Cahto 126. For the President from the Secretary. I have just returned from a very brief private Foreign Ministers’ Conference at which Gromyko was asked to comment on our paper given him last night.1 He [Page 912] said that he would only make a few preliminary remarks but that he would be prepared to go into further detail tomorrow. His preliminary remarks covered only two points: 1) That there seemed little new in our proposals and that we and the Soviets had had different approaches to the Berlin problem; 2) That in his view symbolic troops in Berlin would be in the number of 3,500 to 4,000. I suggested we meet tomorrow morning but he asked for the afternoon.

Just prior to the meeting, Zorin had been optimistic in talking to the press as to possibilities of agreement based on our proposals. The previous night, Malik, a member of the Soviet Delegation, had been most pessimistic.2 We do not know which position is correct, but at least it looks as if your letter to Khrushchev was leading to new instructions.
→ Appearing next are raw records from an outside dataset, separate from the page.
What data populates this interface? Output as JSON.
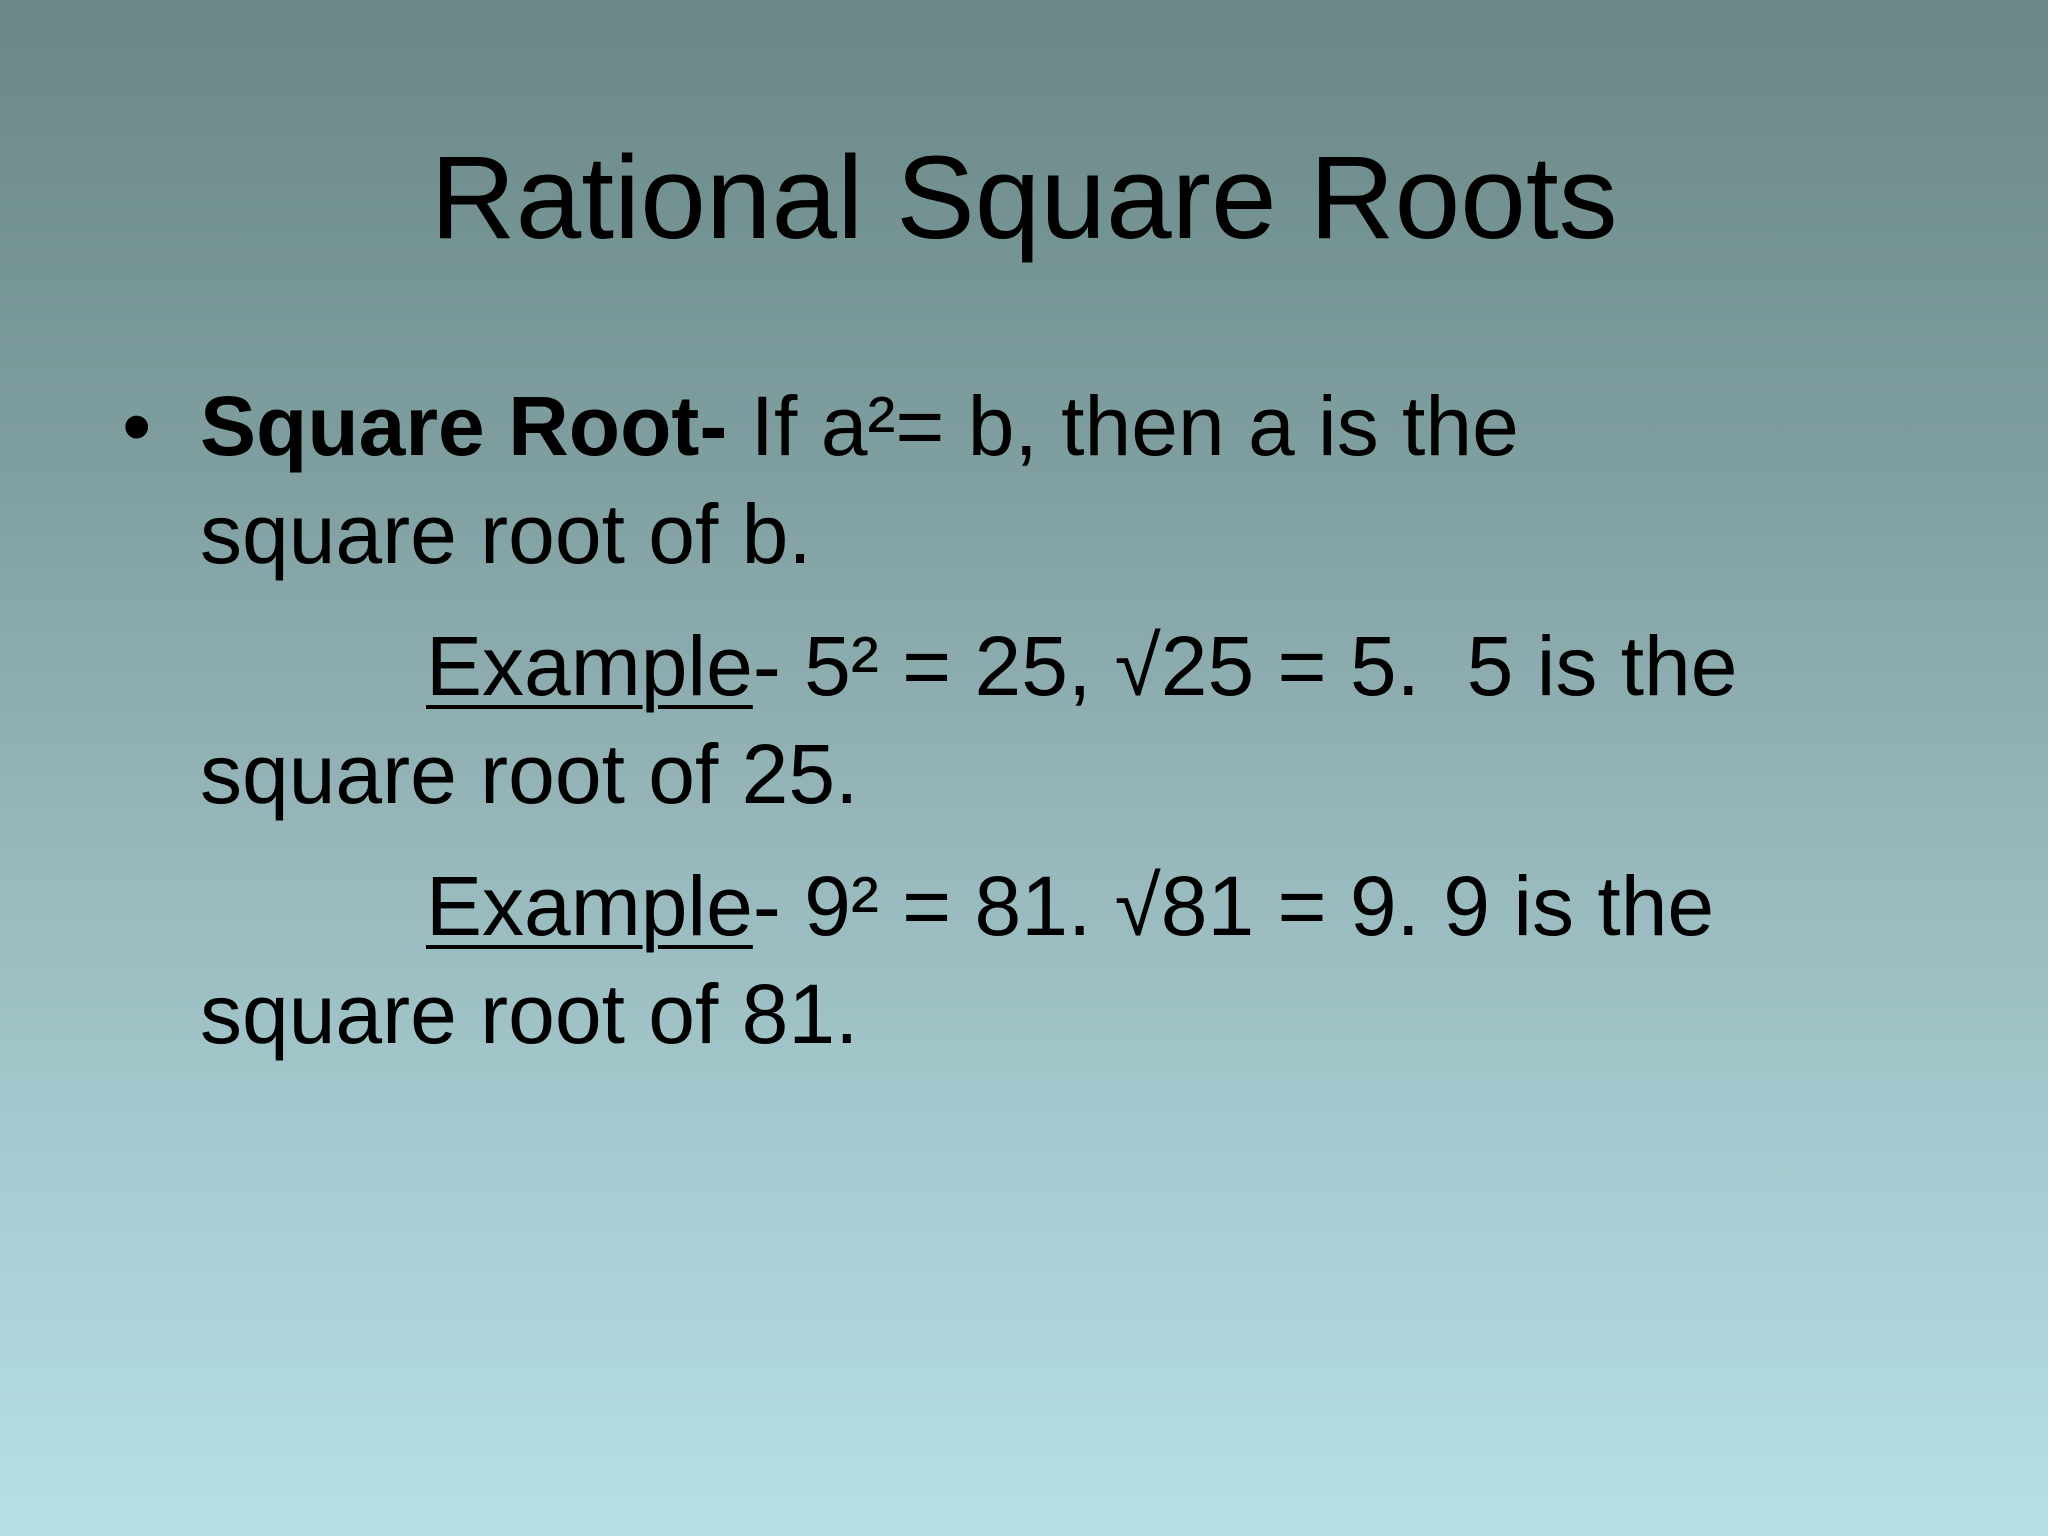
{
  "slide": {
    "title": "Rational Square Roots",
    "bullet_symbol": "•",
    "definition": {
      "term": "Square Root-",
      "line1": " If a²= b, then a is the",
      "line2": "square root of b."
    },
    "examples": [
      {
        "label": "Example",
        "line1": "- 5² = 25, √25 = 5.  5 is the",
        "line2": "square root of 25."
      },
      {
        "label": "Example",
        "line1": "- 9² = 81. √81 = 9. 9 is the",
        "line2": "square root of 81."
      }
    ]
  }
}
Your press comments3 as so far received here are most helpful.

Faithfully, signed: Chris.

  1. Source: Department of State, Central Files, 110.11–HE/6–1759. Secret; Niact.
  2. The meeting took place at 3:30 p.m. A detailed four-page memorandum of the conversation at the meeting, US/MC/109, is ibid., Conference Files: Lot 64 D 560, CF 1340. For text of the paper, see Foreign Ministers Meeting, pp. 312–313 or Cmd. 868, pp. 237–238.
  3. A memorandum of the Western Foreign Ministers meeting at 11:30 a.m., at which Rumbold reported Malik’s pessimism when presented with the Western paper, US/MC/106, is in Department of State, Conference Files: Lot 64 D 560, CF 1340.
  4. For a transcript of the President’s press conference at 10:30 a.m. on June 17, see Public Papers of the Presidents of the United States: Dwight D. Eisenhower, 1959, pp. 460–470.